The deep cuts in defense spending envisioned in the just-announced debt ceiling deal raise a fundamental question for Americans: Will we let a deal stand that promises to end American security as we know it? Or will we demand that the deal, born of crisis-driven politics in Washington, be abandoned because of what’s at stake?

The deal promises to raise the debt ceiling by the highest amount ever—more than $2 trillion—while reducing spending by close to $1 trillion over the next decade. It envisions 6 percent and 7.5 percent cuts in defense spending from the President’s budget request in February for fiscal years 2012 and 2013, respectively. It sets a non-binding goal of $1.5 trillion worth of deficit reduction for the congressional Joint Select Committee on Deficit Reduction, which the legislation creates.

If Congress does not enact a sufficient deficit-reduction plan by this December, the deal calls for an automatic sequestration that would authorize making half of the cuts just in security spending, with the bulk coming out of the Department of Defense. Thus a single federal agency—one that is actually doing a good job and serving a constitutionally mandated role—will have to bear nearly the same amount of cuts as all the remaining domestic agencies combined, including Health and Human Services, Housing and Urban Development, Education, Interior, Energy, Justice, and Labor.

As if that were not enough, there are no automatic cuts in entitlement benefits. We will have to sacrifice the future security of all Americans without actually getting at the cause of the debt crisis—namely, runaway spending on Social Security and the other big social entitlements.

In the end, it is hard to see how this deal is sustainable. The Joint Select Committee theoretically is supposed to consider entitlement reductions, but sequestration applies only to discretionary spending. Knowing full well that the Republicans will not support tax increases and the Democrats will balk at entitlement cuts, the sequestration “trigger” is rigged to ensure that the sword will fall on the defense budget. If after careful review Congress concludes that such draconian defense or other cuts are not acceptable, the only choice at that point is to change the nature of the process and abandon the main elements of the deal. If that happens, then this entire deal will have been little more than a ruse to raise the debt ceiling without deep reductions.

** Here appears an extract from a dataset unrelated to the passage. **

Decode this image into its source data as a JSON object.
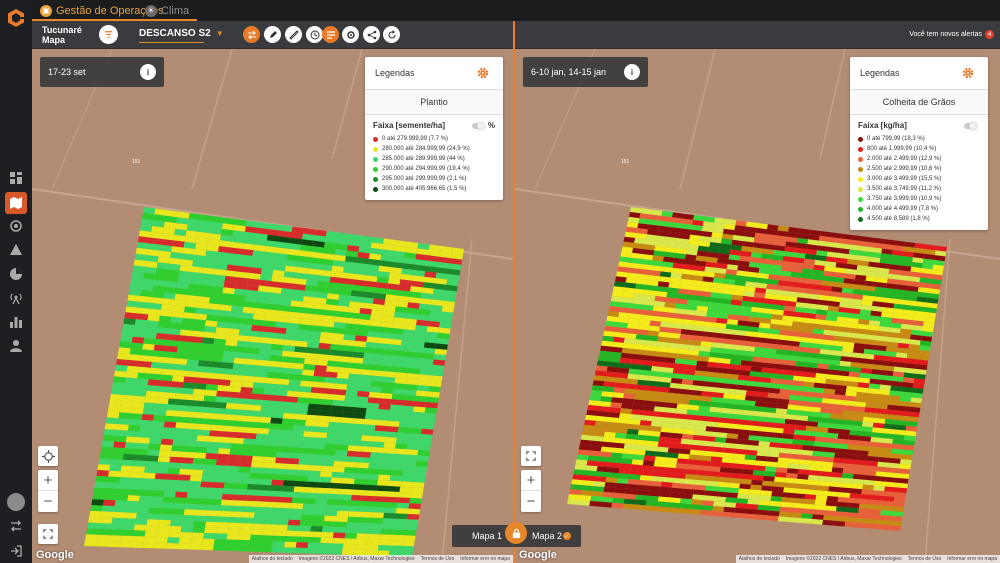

This deal aside, Congress’s mission in the year ahead will be figuring out how to sustain robust defense spending so we can modernize the armed forces, meet the global commitment required to keep America safe, and reduce the strain on an overworked force.